I have always stressed with our teams that you should be as humble and gracious in defeat as you are in victory. Not only does that show respect for yourselves, but also for your team and the game.
As much as I am a great admirer of Sir Alex Ferguson, I was disappointed by his responses after the UEFA Champions League defeat to Bayern Munich this week.
ESPN Soccernet writers commented on feedback from the Bayern Munich camp on Ferguson's comments.
Bayern Munich president Uli Hoeness has criticised Sir Alex Ferguson for his 'typical Germans' remark following Manchester United's Champions League exit.
After United were beaten on away goals at Old Trafford on Wednesday, Ferguson accused the Bayern players of pressuring the referee to issue a second yellow card to Rafael.
Ferguson felt that United were in complete control of the game before the dismissal but, after United scored twice in the dying moments to take the Champions League at Camp Nou in 1999, Hoeness has told Ferguson to show more grace in defeat.
"We lost in 1999 but we lost like gentlemen," he said. "Now United should do the same. It's an overreaction on his part maybe because he was disappointed to lose.

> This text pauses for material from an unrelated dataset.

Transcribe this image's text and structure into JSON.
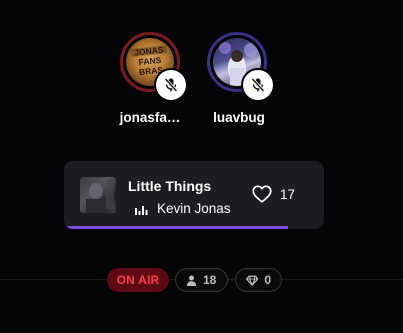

"Normally he is a fine gentleman but I think what he has said is not right. We were honest and cool in Barcelona and they should be the same."
Bayern winger Arjen Robben, who scored what proved to be the decisive goal against United, also questioned Ferguson's comments.
"I can understand the reaction from Ferguson but he is wrong," he said in the Sun. "We did not put pressure on the ref to send off the player - it was just the right decision by him.
Following Ferguson's postgame remarks, Bayern Munich head coach Louis van Gaal hit back. Ferguson termed Bayern players "typical Germans" for getting young Brazilian Rafael sent off and described Bayern as lucky, insisting that United would have qualified with 11 men.
"I thought England was noted for fairness," said Van Gaal. "I have been confronted with three comments. It is not what I call fair play. I do not share Sir Alex's opinion. Control is part of being a professional footballer, every player must know his job. If you pick up one yellow card, a second means a sending-off. Every player should know that and it was a yellow card offense. It was the player who made the foul. As for United winning with 11, we will never know that, neither Sir Alex nor me, because this game will not be played again. It is easy to say these things after a loss."
Sir Alex's temper is well-documented, and in most cases, his post-game tirades are usually chalked up to being a great competitor who is very driven towards success. Ferguson did not take the loss well, which reminded of former baseball manager Leo Durocher's famous line - "show me a good loser, and i'll show you an idiot."
It can both understand and associate with how a manager would still be hot and emotional immediately following a match that was so important and hard-fought.
With young players and coaches watching the game, both as supporters of Manchester United and as fans of the game, I wish he would have been a better role model and act with the same dignity and respect in defeat that he provides us in victory. You can still be passionate and emotional without disrespecting either your own team or your opponent - in this case, when you blame others for your team's loss, I think it only makes people look at you poorly.